_Material to process_:

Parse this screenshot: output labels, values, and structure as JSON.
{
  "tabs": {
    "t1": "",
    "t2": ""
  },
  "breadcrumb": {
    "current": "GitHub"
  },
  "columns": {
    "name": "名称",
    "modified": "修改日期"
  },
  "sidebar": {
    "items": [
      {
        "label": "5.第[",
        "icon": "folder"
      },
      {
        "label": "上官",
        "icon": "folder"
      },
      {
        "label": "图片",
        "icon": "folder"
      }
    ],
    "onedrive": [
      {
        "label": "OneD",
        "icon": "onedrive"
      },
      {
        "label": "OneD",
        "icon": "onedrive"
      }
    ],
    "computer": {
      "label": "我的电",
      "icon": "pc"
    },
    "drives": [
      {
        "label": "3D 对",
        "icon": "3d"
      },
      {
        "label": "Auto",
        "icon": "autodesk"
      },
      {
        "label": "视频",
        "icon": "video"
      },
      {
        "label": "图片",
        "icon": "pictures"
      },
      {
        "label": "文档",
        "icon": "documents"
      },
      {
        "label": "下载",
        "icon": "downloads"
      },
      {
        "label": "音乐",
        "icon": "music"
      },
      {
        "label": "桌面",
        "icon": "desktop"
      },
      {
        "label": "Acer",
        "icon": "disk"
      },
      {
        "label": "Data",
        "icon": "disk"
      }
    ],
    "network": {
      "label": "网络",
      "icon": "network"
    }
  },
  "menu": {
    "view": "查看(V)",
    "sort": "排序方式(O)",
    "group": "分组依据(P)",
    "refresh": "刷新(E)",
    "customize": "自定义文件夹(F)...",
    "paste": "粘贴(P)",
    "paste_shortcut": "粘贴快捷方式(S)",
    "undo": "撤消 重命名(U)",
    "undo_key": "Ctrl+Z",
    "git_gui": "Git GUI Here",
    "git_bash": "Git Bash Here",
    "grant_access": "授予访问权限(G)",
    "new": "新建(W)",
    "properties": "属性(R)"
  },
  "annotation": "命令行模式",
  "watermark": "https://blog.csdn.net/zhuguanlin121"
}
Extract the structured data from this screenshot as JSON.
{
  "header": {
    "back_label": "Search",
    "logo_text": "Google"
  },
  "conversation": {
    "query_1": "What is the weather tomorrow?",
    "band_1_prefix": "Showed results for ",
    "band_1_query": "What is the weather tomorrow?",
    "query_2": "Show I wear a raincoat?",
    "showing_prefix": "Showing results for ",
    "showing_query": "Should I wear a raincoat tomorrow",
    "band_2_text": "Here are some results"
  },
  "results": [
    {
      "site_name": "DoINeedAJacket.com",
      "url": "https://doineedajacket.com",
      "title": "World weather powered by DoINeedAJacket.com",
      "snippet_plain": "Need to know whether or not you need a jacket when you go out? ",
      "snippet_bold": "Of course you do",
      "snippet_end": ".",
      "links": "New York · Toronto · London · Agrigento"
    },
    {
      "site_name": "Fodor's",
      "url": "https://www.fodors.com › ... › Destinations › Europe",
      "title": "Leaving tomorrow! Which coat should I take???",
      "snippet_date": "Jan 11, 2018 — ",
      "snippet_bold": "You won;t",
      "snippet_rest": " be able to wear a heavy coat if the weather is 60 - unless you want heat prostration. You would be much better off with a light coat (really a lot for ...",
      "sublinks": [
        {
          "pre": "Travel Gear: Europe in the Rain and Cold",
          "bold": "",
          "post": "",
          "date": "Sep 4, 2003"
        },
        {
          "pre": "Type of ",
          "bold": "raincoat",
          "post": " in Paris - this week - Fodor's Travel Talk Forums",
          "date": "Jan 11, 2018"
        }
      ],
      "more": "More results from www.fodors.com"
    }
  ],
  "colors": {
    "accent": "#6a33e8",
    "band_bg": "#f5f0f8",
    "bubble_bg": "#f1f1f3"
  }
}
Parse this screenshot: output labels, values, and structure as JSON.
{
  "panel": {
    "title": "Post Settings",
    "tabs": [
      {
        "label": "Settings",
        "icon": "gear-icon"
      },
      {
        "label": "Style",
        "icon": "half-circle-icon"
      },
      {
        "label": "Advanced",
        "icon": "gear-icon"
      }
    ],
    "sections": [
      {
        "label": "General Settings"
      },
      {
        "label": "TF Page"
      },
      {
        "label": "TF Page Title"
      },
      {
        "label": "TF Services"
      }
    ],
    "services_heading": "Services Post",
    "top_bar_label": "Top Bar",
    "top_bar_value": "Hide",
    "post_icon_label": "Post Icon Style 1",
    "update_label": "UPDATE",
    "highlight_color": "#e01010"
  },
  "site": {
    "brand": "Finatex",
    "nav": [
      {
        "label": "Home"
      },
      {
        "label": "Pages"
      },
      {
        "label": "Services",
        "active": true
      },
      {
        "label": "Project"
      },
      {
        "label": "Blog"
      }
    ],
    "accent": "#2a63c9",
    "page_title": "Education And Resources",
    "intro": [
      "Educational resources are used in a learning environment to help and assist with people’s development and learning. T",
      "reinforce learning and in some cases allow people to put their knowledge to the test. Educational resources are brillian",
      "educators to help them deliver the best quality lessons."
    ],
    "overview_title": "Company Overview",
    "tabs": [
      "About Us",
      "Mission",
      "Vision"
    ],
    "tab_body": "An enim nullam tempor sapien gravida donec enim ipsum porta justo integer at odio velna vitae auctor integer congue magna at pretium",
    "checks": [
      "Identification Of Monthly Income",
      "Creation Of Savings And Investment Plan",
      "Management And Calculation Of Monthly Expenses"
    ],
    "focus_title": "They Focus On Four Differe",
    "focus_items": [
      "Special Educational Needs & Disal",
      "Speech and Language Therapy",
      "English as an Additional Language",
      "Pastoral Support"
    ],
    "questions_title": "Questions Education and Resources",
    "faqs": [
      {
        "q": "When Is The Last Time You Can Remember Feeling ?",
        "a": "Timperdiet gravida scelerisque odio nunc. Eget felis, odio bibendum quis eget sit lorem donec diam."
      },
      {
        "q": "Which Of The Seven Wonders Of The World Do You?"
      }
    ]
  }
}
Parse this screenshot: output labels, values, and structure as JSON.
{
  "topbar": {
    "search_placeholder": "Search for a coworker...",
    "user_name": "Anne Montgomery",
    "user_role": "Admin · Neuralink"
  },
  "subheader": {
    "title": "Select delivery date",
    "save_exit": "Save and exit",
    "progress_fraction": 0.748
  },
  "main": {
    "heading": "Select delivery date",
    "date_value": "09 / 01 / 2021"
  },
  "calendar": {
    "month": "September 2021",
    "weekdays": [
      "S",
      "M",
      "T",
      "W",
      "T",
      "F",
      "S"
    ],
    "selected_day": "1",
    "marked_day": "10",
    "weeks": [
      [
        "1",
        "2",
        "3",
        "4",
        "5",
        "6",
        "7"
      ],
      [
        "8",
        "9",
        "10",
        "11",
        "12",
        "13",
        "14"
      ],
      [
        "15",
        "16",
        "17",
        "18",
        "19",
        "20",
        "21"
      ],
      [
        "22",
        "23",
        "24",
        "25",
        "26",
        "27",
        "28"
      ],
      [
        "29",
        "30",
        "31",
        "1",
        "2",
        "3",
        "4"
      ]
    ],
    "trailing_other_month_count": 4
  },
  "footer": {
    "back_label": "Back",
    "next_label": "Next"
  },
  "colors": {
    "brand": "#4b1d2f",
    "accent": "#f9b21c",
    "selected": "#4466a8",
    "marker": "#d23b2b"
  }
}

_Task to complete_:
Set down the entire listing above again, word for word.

_Task output_:
Parse this screenshot: output labels, values, and structure as JSON.
{
  "tabs": {
    "t1": "",
    "t2": ""
  },
  "breadcrumb": {
    "current": "GitHub"
  },
  "columns": {
    "name": "名称",
    "modified": "修改日期"
  },
  "sidebar": {
    "items": [
      {
        "label": "5.第[",
        "icon": "folder"
      },
      {
        "label": "上官",
        "icon": "folder"
      },
      {
        "label": "图片",
        "icon": "folder"
      }
    ],
    "onedrive": [
      {
        "label": "OneD",
        "icon": "onedrive"
      },
      {
        "label": "OneD",
        "icon": "onedrive"
      }
    ],
    "computer": {
      "label": "我的电",
      "icon": "pc"
    },
    "drives": [
      {
        "label": "3D 对",
        "icon": "3d"
      },
      {
        "label": "Auto",
        "icon": "autodesk"
      },
      {
        "label": "视频",
        "icon": "video"
      },
      {
        "label": "图片",
        "icon": "pictures"
      },
      {
        "label": "文档",
        "icon": "documents"
      },
      {
        "label": "下载",
        "icon": "downloads"
      },
      {
        "label": "音乐",
        "icon": "music"
      },
      {
        "label": "桌面",
        "icon": "desktop"
      },
      {
        "label": "Acer",
        "icon": "disk"
      },
      {
        "label": "Data",
        "icon": "disk"
      }
    ],
    "network": {
      "label": "网络",
      "icon": "network"
    }
  },
  "menu": {
    "view": "查看(V)",
    "sort": "排序方式(O)",
    "group": "分组依据(P)",
    "refresh": "刷新(E)",
    "customize": "自定义文件夹(F)...",
    "paste": "粘贴(P)",
    "paste_shortcut": "粘贴快捷方式(S)",
    "undo": "撤消 重命名(U)",
    "undo_key": "Ctrl+Z",
    "git_gui": "Git GUI Here",
    "git_bash": "Git Bash Here",
    "grant_access": "授予访问权限(G)",
    "new": "新建(W)",
    "properties": "属性(R)"
  },
  "annotation": "命令行模式",
  "watermark": "https://blog.csdn.net/zhuguanlin121"
}
Extract the structured data from this screenshot as JSON.
{
  "header": {
    "back_label": "Search",
    "logo_text": "Google"
  },
  "conversation": {
    "query_1": "What is the weather tomorrow?",
    "band_1_prefix": "Showed results for ",
    "band_1_query": "What is the weather tomorrow?",
    "query_2": "Show I wear a raincoat?",
    "showing_prefix": "Showing results for ",
    "showing_query": "Should I wear a raincoat tomorrow",
    "band_2_text": "Here are some results"
  },
  "results": [
    {
      "site_name": "DoINeedAJacket.com",
      "url": "https://doineedajacket.com",
      "title": "World weather powered by DoINeedAJacket.com",
      "snippet_plain": "Need to know whether or not you need a jacket when you go out? ",
      "snippet_bold": "Of course you do",
      "snippet_end": ".",
      "links": "New York · Toronto · London · Agrigento"
    },
    {
      "site_name": "Fodor's",
      "url": "https://www.fodors.com › ... › Destinations › Europe",
      "title": "Leaving tomorrow! Which coat should I take???",
      "snippet_date": "Jan 11, 2018 — ",
      "snippet_bold": "You won;t",
      "snippet_rest": " be able to wear a heavy coat if the weather is 60 - unless you want heat prostration. You would be much better off with a light coat (really a lot for ...",
      "sublinks": [
        {
          "pre": "Travel Gear: Europe in the Rain and Cold",
          "bold": "",
          "post": "",
          "date": "Sep 4, 2003"
        },
        {
          "pre": "Type of ",
          "bold": "raincoat",
          "post": " in Paris - this week - Fodor's Travel Talk Forums",
          "date": "Jan 11, 2018"
        }
      ],
      "more": "More results from www.fodors.com"
    }
  ],
  "colors": {
    "accent": "#6a33e8",
    "band_bg": "#f5f0f8",
    "bubble_bg": "#f1f1f3"
  }
}
Parse this screenshot: output labels, values, and structure as JSON.
{
  "panel": {
    "title": "Post Settings",
    "tabs": [
      {
        "label": "Settings",
        "icon": "gear-icon"
      },
      {
        "label": "Style",
        "icon": "half-circle-icon"
      },
      {
        "label": "Advanced",
        "icon": "gear-icon"
      }
    ],
    "sections": [
      {
        "label": "General Settings"
      },
      {
        "label": "TF Page"
      },
      {
        "label": "TF Page Title"
      },
      {
        "label": "TF Services"
      }
    ],
    "services_heading": "Services Post",
    "top_bar_label": "Top Bar",
    "top_bar_value": "Hide",
    "post_icon_label": "Post Icon Style 1",
    "update_label": "UPDATE",
    "highlight_color": "#e01010"
  },
  "site": {
    "brand": "Finatex",
    "nav": [
      {
        "label": "Home"
      },
      {
        "label": "Pages"
      },
      {
        "label": "Services",
        "active": true
      },
      {
        "label": "Project"
      },
      {
        "label": "Blog"
      }
    ],
    "accent": "#2a63c9",
    "page_title": "Education And Resources",
    "intro": [
      "Educational resources are used in a learning environment to help and assist with people’s development and learning. T",
      "reinforce learning and in some cases allow people to put their knowledge to the test. Educational resources are brillian",
      "educators to help them deliver the best quality lessons."
    ],
    "overview_title": "Company Overview",
    "tabs": [
      "About Us",
      "Mission",
      "Vision"
    ],
    "tab_body": "An enim nullam tempor sapien gravida donec enim ipsum porta justo integer at odio velna vitae auctor integer congue magna at pretium",
    "checks": [
      "Identification Of Monthly Income",
      "Creation Of Savings And Investment Plan",
      "Management And Calculation Of Monthly Expenses"
    ],
    "focus_title": "They Focus On Four Differe",
    "focus_items": [
      "Special Educational Needs & Disal",
      "Speech and Language Therapy",
      "English as an Additional Language",
      "Pastoral Support"
    ],
    "questions_title": "Questions Education and Resources",
    "faqs": [
      {
        "q": "When Is The Last Time You Can Remember Feeling ?",
        "a": "Timperdiet gravida scelerisque odio nunc. Eget felis, odio bibendum quis eget sit lorem donec diam."
      },
      {
        "q": "Which Of The Seven Wonders Of The World Do You?"
      }
    ]
  }
}
Parse this screenshot: output labels, values, and structure as JSON.
{
  "topbar": {
    "search_placeholder": "Search for a coworker...",
    "user_name": "Anne Montgomery",
    "user_role": "Admin · Neuralink"
  },
  "subheader": {
    "title": "Select delivery date",
    "save_exit": "Save and exit",
    "progress_fraction": 0.748
  },
  "main": {
    "heading": "Select delivery date",
    "date_value": "09 / 01 / 2021"
  },
  "calendar": {
    "month": "September 2021",
    "weekdays": [
      "S",
      "M",
      "T",
      "W",
      "T",
      "F",
      "S"
    ],
    "selected_day": "1",
    "marked_day": "10",
    "weeks": [
      [
        "1",
        "2",
        "3",
        "4",
        "5",
        "6",
        "7"
      ],
      [
        "8",
        "9",
        "10",
        "11",
        "12",
        "13",
        "14"
      ],
      [
        "15",
        "16",
        "17",
        "18",
        "19",
        "20",
        "21"
      ],
      [
        "22",
        "23",
        "24",
        "25",
        "26",
        "27",
        "28"
      ],
      [
        "29",
        "30",
        "31",
        "1",
        "2",
        "3",
        "4"
      ]
    ],
    "trailing_other_month_count": 4
  },
  "footer": {
    "back_label": "Back",
    "next_label": "Next"
  },
  "colors": {
    "brand": "#4b1d2f",
    "accent": "#f9b21c",
    "selected": "#4466a8",
    "marker": "#d23b2b"
  }
}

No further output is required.